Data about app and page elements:
------------------------------------------------------------

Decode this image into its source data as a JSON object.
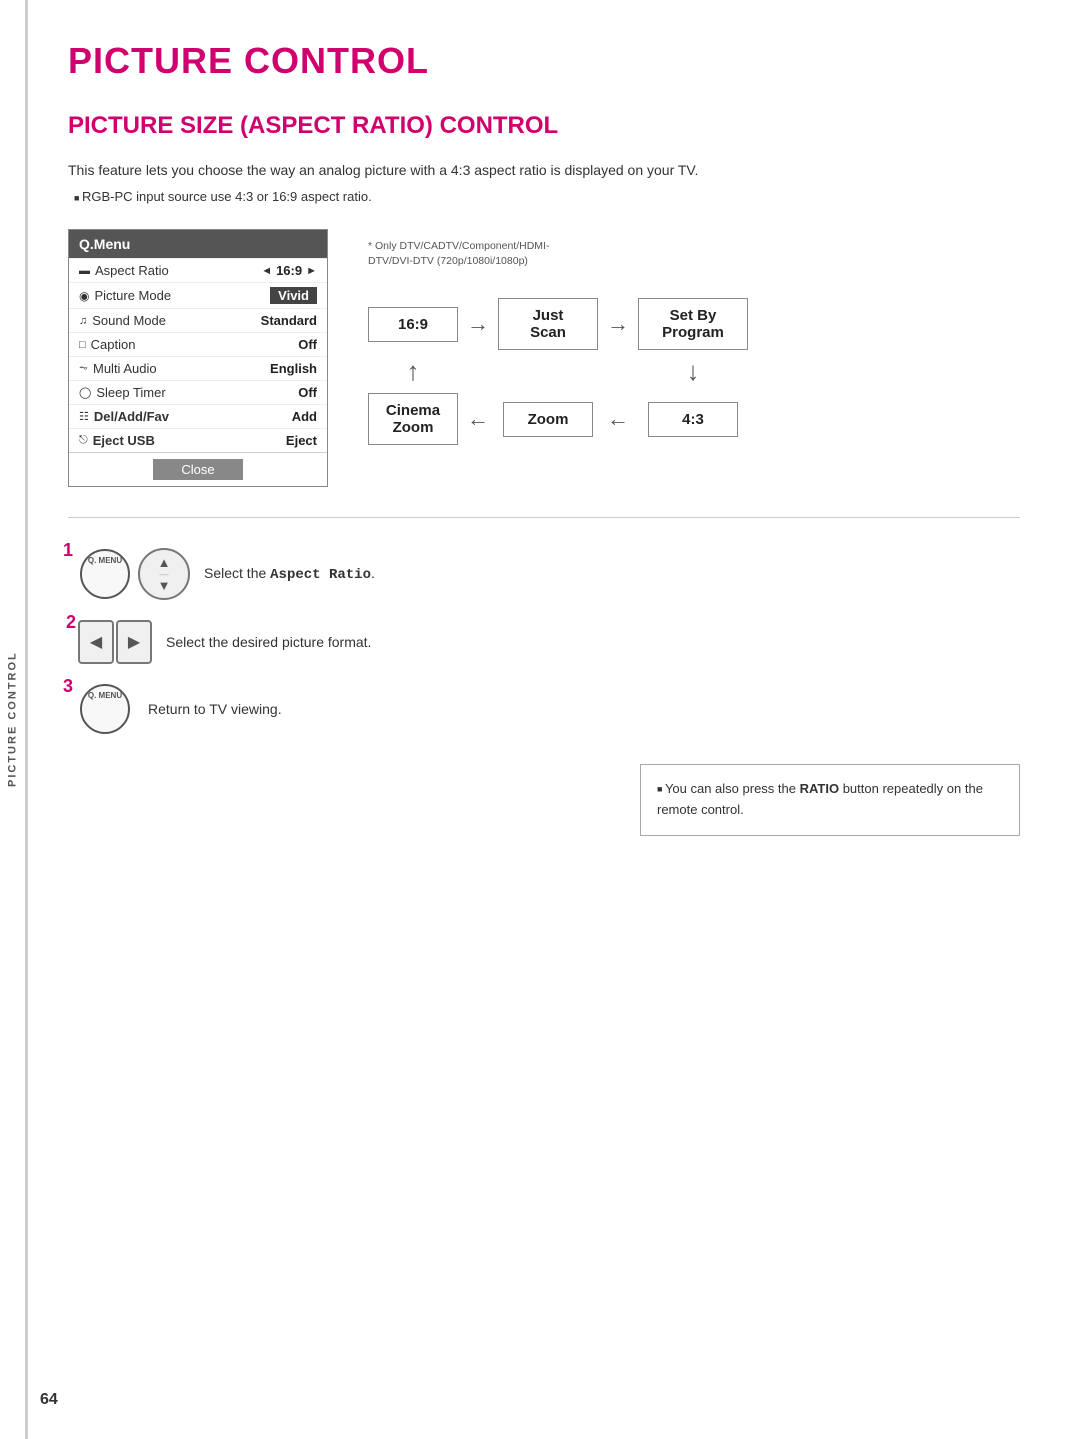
{
  "page": {
    "title": "PICTURE CONTROL",
    "section_title": "PICTURE SIZE (ASPECT RATIO) CONTROL",
    "intro_text": "This feature lets you choose the way an analog picture with a 4:3 aspect ratio is displayed on your TV.",
    "intro_bullet": "RGB-PC input source use 4:3 or 16:9 aspect ratio.",
    "page_number": "64",
    "side_tab": "PICTURE CONTROL"
  },
  "qmenu": {
    "header": "Q.Menu",
    "rows": [
      {
        "label": "Aspect Ratio",
        "value": "16:9",
        "highlight": false,
        "has_arrows": true
      },
      {
        "label": "Picture Mode",
        "value": "Vivid",
        "highlight": true
      },
      {
        "label": "Sound Mode",
        "value": "Standard",
        "highlight": false
      },
      {
        "label": "Caption",
        "value": "Off",
        "highlight": false
      },
      {
        "label": "Multi Audio",
        "value": "English",
        "highlight": false
      },
      {
        "label": "Sleep Timer",
        "value": "Off",
        "highlight": false
      },
      {
        "label": "Del/Add/Fav",
        "value": "Add",
        "highlight": false
      },
      {
        "label": "Eject USB",
        "value": "Eject",
        "highlight": false
      }
    ],
    "close_label": "Close"
  },
  "flow": {
    "note_line1": "* Only DTV/CADTV/Component/HDMI-",
    "note_line2": "DTV/DVI-DTV (720p/1080i/1080p)",
    "boxes": {
      "b_16_9": "16:9",
      "b_just_scan": "Just Scan",
      "b_set_by": "Set By  Program",
      "b_cinema_zoom": "Cinema Zoom",
      "b_zoom": "Zoom",
      "b_4_3": "4:3"
    }
  },
  "steps": [
    {
      "number": "1",
      "text": "Select the ",
      "text_bold": "Aspect Ratio",
      "text_after": ".",
      "has_qmenu_btn": true,
      "has_nav_wheel": true
    },
    {
      "number": "2",
      "text": "Select the desired picture format.",
      "has_lr_arrows": true
    },
    {
      "number": "3",
      "text": "Return to TV viewing.",
      "has_qmenu_btn": true
    }
  ],
  "tip": {
    "text": "You can also press the ",
    "text_bold": "RATIO",
    "text_after": " button repeatedly on the remote control."
  }
}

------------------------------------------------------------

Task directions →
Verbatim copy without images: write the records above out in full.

Result for this task →
Decode this image into its source data as a JSON object.
{
  "page": {
    "title": "PICTURE CONTROL",
    "section_title": "PICTURE SIZE (ASPECT RATIO) CONTROL",
    "intro_text": "This feature lets you choose the way an analog picture with a 4:3 aspect ratio is displayed on your TV.",
    "intro_bullet": "RGB-PC input source use 4:3 or 16:9 aspect ratio.",
    "page_number": "64",
    "side_tab": "PICTURE CONTROL"
  },
  "qmenu": {
    "header": "Q.Menu",
    "rows": [
      {
        "label": "Aspect Ratio",
        "value": "16:9",
        "highlight": false,
        "has_arrows": true
      },
      {
        "label": "Picture Mode",
        "value": "Vivid",
        "highlight": true
      },
      {
        "label": "Sound Mode",
        "value": "Standard",
        "highlight": false
      },
      {
        "label": "Caption",
        "value": "Off",
        "highlight": false
      },
      {
        "label": "Multi Audio",
        "value": "English",
        "highlight": false
      },
      {
        "label": "Sleep Timer",
        "value": "Off",
        "highlight": false
      },
      {
        "label": "Del/Add/Fav",
        "value": "Add",
        "highlight": false
      },
      {
        "label": "Eject USB",
        "value": "Eject",
        "highlight": false
      }
    ],
    "close_label": "Close"
  },
  "flow": {
    "note_line1": "* Only DTV/CADTV/Component/HDMI-",
    "note_line2": "DTV/DVI-DTV (720p/1080i/1080p)",
    "boxes": {
      "b_16_9": "16:9",
      "b_just_scan": "Just Scan",
      "b_set_by": "Set By  Program",
      "b_cinema_zoom": "Cinema Zoom",
      "b_zoom": "Zoom",
      "b_4_3": "4:3"
    }
  },
  "steps": [
    {
      "number": "1",
      "text": "Select the ",
      "text_bold": "Aspect Ratio",
      "text_after": ".",
      "has_qmenu_btn": true,
      "has_nav_wheel": true
    },
    {
      "number": "2",
      "text": "Select the desired picture format.",
      "has_lr_arrows": true
    },
    {
      "number": "3",
      "text": "Return to TV viewing.",
      "has_qmenu_btn": true
    }
  ],
  "tip": {
    "text": "You can also press the ",
    "text_bold": "RATIO",
    "text_after": " button repeatedly on the remote control."
  }
}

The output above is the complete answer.